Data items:
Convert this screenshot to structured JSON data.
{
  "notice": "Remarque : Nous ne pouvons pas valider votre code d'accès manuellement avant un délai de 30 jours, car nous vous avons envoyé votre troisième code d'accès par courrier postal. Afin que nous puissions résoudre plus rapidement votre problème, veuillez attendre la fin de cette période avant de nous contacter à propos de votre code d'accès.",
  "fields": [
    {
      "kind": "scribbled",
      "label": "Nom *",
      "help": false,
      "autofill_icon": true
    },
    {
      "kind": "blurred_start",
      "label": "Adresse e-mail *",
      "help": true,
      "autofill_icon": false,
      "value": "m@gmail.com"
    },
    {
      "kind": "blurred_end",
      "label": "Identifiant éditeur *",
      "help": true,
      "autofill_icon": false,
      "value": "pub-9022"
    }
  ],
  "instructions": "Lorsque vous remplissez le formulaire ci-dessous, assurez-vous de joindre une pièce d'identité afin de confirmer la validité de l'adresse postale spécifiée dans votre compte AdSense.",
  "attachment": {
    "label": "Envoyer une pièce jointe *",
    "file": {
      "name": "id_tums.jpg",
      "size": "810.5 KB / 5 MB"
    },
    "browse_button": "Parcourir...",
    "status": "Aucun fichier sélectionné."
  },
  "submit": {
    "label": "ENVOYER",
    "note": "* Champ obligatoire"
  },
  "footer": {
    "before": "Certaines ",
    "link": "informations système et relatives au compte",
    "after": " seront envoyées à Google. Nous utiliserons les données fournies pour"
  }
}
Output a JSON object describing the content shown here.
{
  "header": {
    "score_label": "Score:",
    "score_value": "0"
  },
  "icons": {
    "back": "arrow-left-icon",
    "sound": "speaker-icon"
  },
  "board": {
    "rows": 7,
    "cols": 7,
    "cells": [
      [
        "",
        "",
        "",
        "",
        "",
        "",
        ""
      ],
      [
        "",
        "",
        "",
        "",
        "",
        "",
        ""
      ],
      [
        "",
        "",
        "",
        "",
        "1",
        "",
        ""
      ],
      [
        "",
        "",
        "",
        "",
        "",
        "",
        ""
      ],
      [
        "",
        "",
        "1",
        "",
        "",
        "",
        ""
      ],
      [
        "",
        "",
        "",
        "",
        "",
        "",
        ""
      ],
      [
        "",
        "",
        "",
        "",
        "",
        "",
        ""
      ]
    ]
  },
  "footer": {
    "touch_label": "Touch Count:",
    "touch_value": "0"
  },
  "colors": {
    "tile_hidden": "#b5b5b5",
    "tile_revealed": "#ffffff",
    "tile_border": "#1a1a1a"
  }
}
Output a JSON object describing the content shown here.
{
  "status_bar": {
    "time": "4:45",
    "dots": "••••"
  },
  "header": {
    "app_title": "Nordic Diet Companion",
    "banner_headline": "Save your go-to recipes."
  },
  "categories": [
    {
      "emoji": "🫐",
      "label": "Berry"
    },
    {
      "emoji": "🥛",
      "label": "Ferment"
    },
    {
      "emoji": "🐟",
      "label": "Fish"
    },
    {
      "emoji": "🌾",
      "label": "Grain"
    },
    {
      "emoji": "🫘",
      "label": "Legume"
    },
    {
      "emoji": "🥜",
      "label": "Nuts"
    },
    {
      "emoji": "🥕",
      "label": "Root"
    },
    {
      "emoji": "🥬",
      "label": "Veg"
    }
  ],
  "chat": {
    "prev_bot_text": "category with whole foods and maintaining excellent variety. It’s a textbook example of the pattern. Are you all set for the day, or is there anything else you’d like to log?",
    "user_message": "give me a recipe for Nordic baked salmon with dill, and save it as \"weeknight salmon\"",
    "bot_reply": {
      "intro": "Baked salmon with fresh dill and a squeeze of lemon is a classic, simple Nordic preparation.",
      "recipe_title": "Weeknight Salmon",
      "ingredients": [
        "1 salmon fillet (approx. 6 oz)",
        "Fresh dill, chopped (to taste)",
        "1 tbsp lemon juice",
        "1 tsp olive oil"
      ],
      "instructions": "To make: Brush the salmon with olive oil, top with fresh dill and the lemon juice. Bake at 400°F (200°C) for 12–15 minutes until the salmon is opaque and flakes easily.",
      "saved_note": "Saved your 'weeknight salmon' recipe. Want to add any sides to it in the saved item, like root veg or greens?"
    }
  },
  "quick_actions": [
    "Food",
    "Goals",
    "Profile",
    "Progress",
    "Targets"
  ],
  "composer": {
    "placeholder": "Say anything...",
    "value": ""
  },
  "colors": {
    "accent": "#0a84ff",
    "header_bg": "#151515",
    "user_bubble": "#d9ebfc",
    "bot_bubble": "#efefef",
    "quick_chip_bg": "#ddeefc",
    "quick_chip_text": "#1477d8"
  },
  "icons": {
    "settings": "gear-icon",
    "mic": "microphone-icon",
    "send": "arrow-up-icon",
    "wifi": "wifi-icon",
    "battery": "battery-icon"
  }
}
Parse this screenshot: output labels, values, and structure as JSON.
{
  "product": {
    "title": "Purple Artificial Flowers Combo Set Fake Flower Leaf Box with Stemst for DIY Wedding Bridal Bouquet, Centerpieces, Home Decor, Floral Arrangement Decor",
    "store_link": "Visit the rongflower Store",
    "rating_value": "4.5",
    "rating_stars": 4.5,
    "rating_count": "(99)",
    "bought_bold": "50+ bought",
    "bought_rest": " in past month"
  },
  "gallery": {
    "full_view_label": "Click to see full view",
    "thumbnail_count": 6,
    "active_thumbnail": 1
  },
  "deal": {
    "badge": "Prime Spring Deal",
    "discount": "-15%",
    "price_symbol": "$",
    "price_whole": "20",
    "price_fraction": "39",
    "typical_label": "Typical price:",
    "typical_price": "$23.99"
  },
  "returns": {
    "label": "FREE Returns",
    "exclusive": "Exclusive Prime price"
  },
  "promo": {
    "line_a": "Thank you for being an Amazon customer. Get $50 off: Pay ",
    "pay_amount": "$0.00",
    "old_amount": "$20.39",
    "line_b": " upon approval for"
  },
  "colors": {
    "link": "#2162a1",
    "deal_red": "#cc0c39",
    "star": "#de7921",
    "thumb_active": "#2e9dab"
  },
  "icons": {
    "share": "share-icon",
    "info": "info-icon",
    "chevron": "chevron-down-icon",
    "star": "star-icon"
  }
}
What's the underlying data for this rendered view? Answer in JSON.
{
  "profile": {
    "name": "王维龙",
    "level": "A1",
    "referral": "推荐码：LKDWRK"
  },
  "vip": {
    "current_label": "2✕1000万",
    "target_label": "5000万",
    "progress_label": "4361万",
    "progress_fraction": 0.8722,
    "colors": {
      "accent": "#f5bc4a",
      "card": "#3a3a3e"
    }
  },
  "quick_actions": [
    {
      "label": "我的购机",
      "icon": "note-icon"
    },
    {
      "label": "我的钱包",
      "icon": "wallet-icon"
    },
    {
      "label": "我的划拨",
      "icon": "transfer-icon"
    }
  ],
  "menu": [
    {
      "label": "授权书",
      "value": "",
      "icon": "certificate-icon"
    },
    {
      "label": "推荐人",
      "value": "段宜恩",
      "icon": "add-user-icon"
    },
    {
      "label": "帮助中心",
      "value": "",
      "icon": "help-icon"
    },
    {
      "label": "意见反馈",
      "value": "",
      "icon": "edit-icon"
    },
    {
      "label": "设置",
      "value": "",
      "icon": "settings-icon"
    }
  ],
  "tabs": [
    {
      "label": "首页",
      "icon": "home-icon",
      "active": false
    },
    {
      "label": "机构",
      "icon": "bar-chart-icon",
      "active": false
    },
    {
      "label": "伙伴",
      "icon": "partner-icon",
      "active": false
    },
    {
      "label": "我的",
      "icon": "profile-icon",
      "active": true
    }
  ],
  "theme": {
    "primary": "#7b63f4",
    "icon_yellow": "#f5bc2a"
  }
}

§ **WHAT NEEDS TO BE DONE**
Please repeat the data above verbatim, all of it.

§ **REPLY TO THE TASK**
Convert this screenshot to structured JSON data.
{
  "notice": "Remarque : Nous ne pouvons pas valider votre code d'accès manuellement avant un délai de 30 jours, car nous vous avons envoyé votre troisième code d'accès par courrier postal. Afin que nous puissions résoudre plus rapidement votre problème, veuillez attendre la fin de cette période avant de nous contacter à propos de votre code d'accès.",
  "fields": [
    {
      "kind": "scribbled",
      "label": "Nom *",
      "help": false,
      "autofill_icon": true
    },
    {
      "kind": "blurred_start",
      "label": "Adresse e-mail *",
      "help": true,
      "autofill_icon": false,
      "value": "m@gmail.com"
    },
    {
      "kind": "blurred_end",
      "label": "Identifiant éditeur *",
      "help": true,
      "autofill_icon": false,
      "value": "pub-9022"
    }
  ],
  "instructions": "Lorsque vous remplissez le formulaire ci-dessous, assurez-vous de joindre une pièce d'identité afin de confirmer la validité de l'adresse postale spécifiée dans votre compte AdSense.",
  "attachment": {
    "label": "Envoyer une pièce jointe *",
    "file": {
      "name": "id_tums.jpg",
      "size": "810.5 KB / 5 MB"
    },
    "browse_button": "Parcourir...",
    "status": "Aucun fichier sélectionné."
  },
  "submit": {
    "label": "ENVOYER",
    "note": "* Champ obligatoire"
  },
  "footer": {
    "before": "Certaines ",
    "link": "informations système et relatives au compte",
    "after": " seront envoyées à Google. Nous utiliserons les données fournies pour"
  }
}
Output a JSON object describing the content shown here.
{
  "header": {
    "score_label": "Score:",
    "score_value": "0"
  },
  "icons": {
    "back": "arrow-left-icon",
    "sound": "speaker-icon"
  },
  "board": {
    "rows": 7,
    "cols": 7,
    "cells": [
      [
        "",
        "",
        "",
        "",
        "",
        "",
        ""
      ],
      [
        "",
        "",
        "",
        "",
        "",
        "",
        ""
      ],
      [
        "",
        "",
        "",
        "",
        "1",
        "",
        ""
      ],
      [
        "",
        "",
        "",
        "",
        "",
        "",
        ""
      ],
      [
        "",
        "",
        "1",
        "",
        "",
        "",
        ""
      ],
      [
        "",
        "",
        "",
        "",
        "",
        "",
        ""
      ],
      [
        "",
        "",
        "",
        "",
        "",
        "",
        ""
      ]
    ]
  },
  "footer": {
    "touch_label": "Touch Count:",
    "touch_value": "0"
  },
  "colors": {
    "tile_hidden": "#b5b5b5",
    "tile_revealed": "#ffffff",
    "tile_border": "#1a1a1a"
  }
}
Output a JSON object describing the content shown here.
{
  "status_bar": {
    "time": "4:45",
    "dots": "••••"
  },
  "header": {
    "app_title": "Nordic Diet Companion",
    "banner_headline": "Save your go-to recipes."
  },
  "categories": [
    {
      "emoji": "🫐",
      "label": "Berry"
    },
    {
      "emoji": "🥛",
      "label": "Ferment"
    },
    {
      "emoji": "🐟",
      "label": "Fish"
    },
    {
      "emoji": "🌾",
      "label": "Grain"
    },
    {
      "emoji": "🫘",
      "label": "Legume"
    },
    {
      "emoji": "🥜",
      "label": "Nuts"
    },
    {
      "emoji": "🥕",
      "label": "Root"
    },
    {
      "emoji": "🥬",
      "label": "Veg"
    }
  ],
  "chat": {
    "prev_bot_text": "category with whole foods and maintaining excellent variety. It’s a textbook example of the pattern. Are you all set for the day, or is there anything else you’d like to log?",
    "user_message": "give me a recipe for Nordic baked salmon with dill, and save it as \"weeknight salmon\"",
    "bot_reply": {
      "intro": "Baked salmon with fresh dill and a squeeze of lemon is a classic, simple Nordic preparation.",
      "recipe_title": "Weeknight Salmon",
      "ingredients": [
        "1 salmon fillet (approx. 6 oz)",
        "Fresh dill, chopped (to taste)",
        "1 tbsp lemon juice",
        "1 tsp olive oil"
      ],
      "instructions": "To make: Brush the salmon with olive oil, top with fresh dill and the lemon juice. Bake at 400°F (200°C) for 12–15 minutes until the salmon is opaque and flakes easily.",
      "saved_note": "Saved your 'weeknight salmon' recipe. Want to add any sides to it in the saved item, like root veg or greens?"
    }
  },
  "quick_actions": [
    "Food",
    "Goals",
    "Profile",
    "Progress",
    "Targets"
  ],
  "composer": {
    "placeholder": "Say anything...",
    "value": ""
  },
  "colors": {
    "accent": "#0a84ff",
    "header_bg": "#151515",
    "user_bubble": "#d9ebfc",
    "bot_bubble": "#efefef",
    "quick_chip_bg": "#ddeefc",
    "quick_chip_text": "#1477d8"
  },
  "icons": {
    "settings": "gear-icon",
    "mic": "microphone-icon",
    "send": "arrow-up-icon",
    "wifi": "wifi-icon",
    "battery": "battery-icon"
  }
}
Parse this screenshot: output labels, values, and structure as JSON.
{
  "product": {
    "title": "Purple Artificial Flowers Combo Set Fake Flower Leaf Box with Stemst for DIY Wedding Bridal Bouquet, Centerpieces, Home Decor, Floral Arrangement Decor",
    "store_link": "Visit the rongflower Store",
    "rating_value": "4.5",
    "rating_stars": 4.5,
    "rating_count": "(99)",
    "bought_bold": "50+ bought",
    "bought_rest": " in past month"
  },
  "gallery": {
    "full_view_label": "Click to see full view",
    "thumbnail_count": 6,
    "active_thumbnail": 1
  },
  "deal": {
    "badge": "Prime Spring Deal",
    "discount": "-15%",
    "price_symbol": "$",
    "price_whole": "20",
    "price_fraction": "39",
    "typical_label": "Typical price:",
    "typical_price": "$23.99"
  },
  "returns": {
    "label": "FREE Returns",
    "exclusive": "Exclusive Prime price"
  },
  "promo": {
    "line_a": "Thank you for being an Amazon customer. Get $50 off: Pay ",
    "pay_amount": "$0.00",
    "old_amount": "$20.39",
    "line_b": " upon approval for"
  },
  "colors": {
    "link": "#2162a1",
    "deal_red": "#cc0c39",
    "star": "#de7921",
    "thumb_active": "#2e9dab"
  },
  "icons": {
    "share": "share-icon",
    "info": "info-icon",
    "chevron": "chevron-down-icon",
    "star": "star-icon"
  }
}
What's the underlying data for this rendered view? Answer in JSON.
{
  "profile": {
    "name": "王维龙",
    "level": "A1",
    "referral": "推荐码：LKDWRK"
  },
  "vip": {
    "current_label": "2✕1000万",
    "target_label": "5000万",
    "progress_label": "4361万",
    "progress_fraction": 0.8722,
    "colors": {
      "accent": "#f5bc4a",
      "card": "#3a3a3e"
    }
  },
  "quick_actions": [
    {
      "label": "我的购机",
      "icon": "note-icon"
    },
    {
      "label": "我的钱包",
      "icon": "wallet-icon"
    },
    {
      "label": "我的划拨",
      "icon": "transfer-icon"
    }
  ],
  "menu": [
    {
      "label": "授权书",
      "value": "",
      "icon": "certificate-icon"
    },
    {
      "label": "推荐人",
      "value": "段宜恩",
      "icon": "add-user-icon"
    },
    {
      "label": "帮助中心",
      "value": "",
      "icon": "help-icon"
    },
    {
      "label": "意见反馈",
      "value": "",
      "icon": "edit-icon"
    },
    {
      "label": "设置",
      "value": "",
      "icon": "settings-icon"
    }
  ],
  "tabs": [
    {
      "label": "首页",
      "icon": "home-icon",
      "active": false
    },
    {
      "label": "机构",
      "icon": "bar-chart-icon",
      "active": false
    },
    {
      "label": "伙伴",
      "icon": "partner-icon",
      "active": false
    },
    {
      "label": "我的",
      "icon": "profile-icon",
      "active": true
    }
  ],
  "theme": {
    "primary": "#7b63f4",
    "icon_yellow": "#f5bc2a"
  }
}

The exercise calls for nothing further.